*YOUR INSTRUCTIONS:* Leave out the pictures and repeat everything else in the records exactly.

*** Opening DATA EXCERPTS ***

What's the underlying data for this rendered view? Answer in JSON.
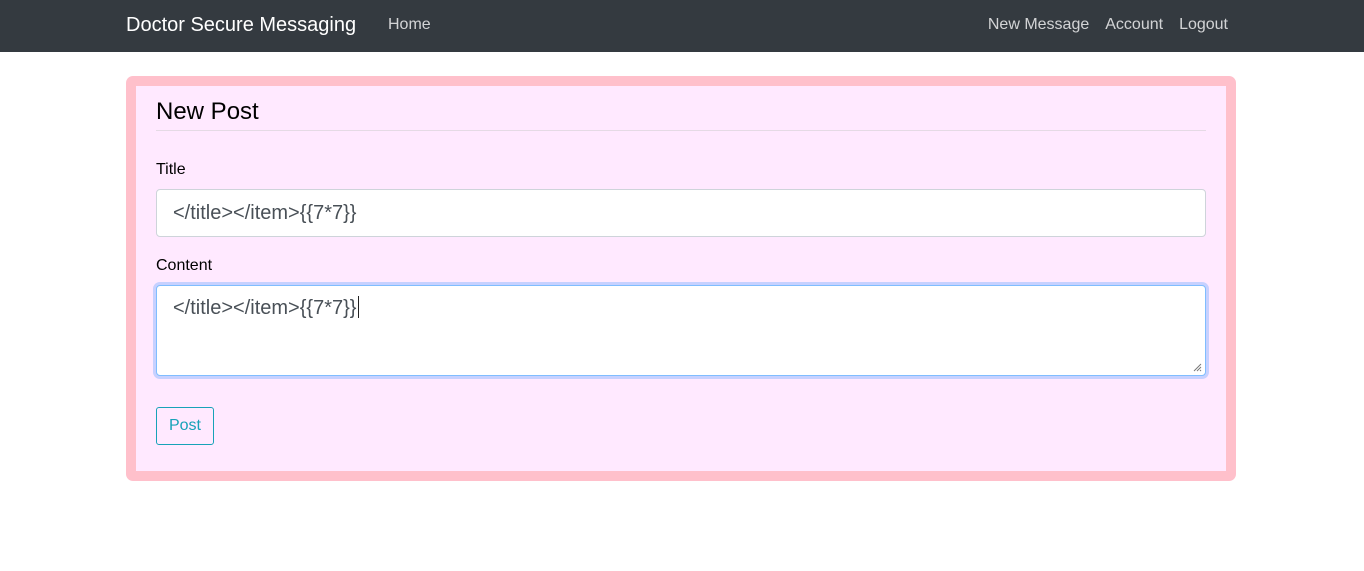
{
  "navbar": {
    "brand": "Doctor Secure Messaging",
    "links": {
      "home": "Home",
      "new_message": "New Message",
      "account": "Account",
      "logout": "Logout"
    }
  },
  "form": {
    "heading": "New Post",
    "title_label": "Title",
    "title_value": "</title></item>{{7*7}}",
    "content_label": "Content",
    "content_value": "</title></item>{{7*7}}",
    "submit_label": "Post"
  },
  "colors": {
    "navbar_bg": "#343a40",
    "card_bg": "#ffe9ff",
    "card_border": "#ffc0cb",
    "button_accent": "#17a2b8",
    "focus_border": "#80bdff"
  }
}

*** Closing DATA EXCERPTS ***

*RESPONSE:*
What's the underlying data for this rendered view? Answer in JSON.
{
  "navbar": {
    "brand": "Doctor Secure Messaging",
    "links": {
      "home": "Home",
      "new_message": "New Message",
      "account": "Account",
      "logout": "Logout"
    }
  },
  "form": {
    "heading": "New Post",
    "title_label": "Title",
    "title_value": "</title></item>{{7*7}}",
    "content_label": "Content",
    "content_value": "</title></item>{{7*7}}",
    "submit_label": "Post"
  },
  "colors": {
    "navbar_bg": "#343a40",
    "card_bg": "#ffe9ff",
    "card_border": "#ffc0cb",
    "button_accent": "#17a2b8",
    "focus_border": "#80bdff"
  }
}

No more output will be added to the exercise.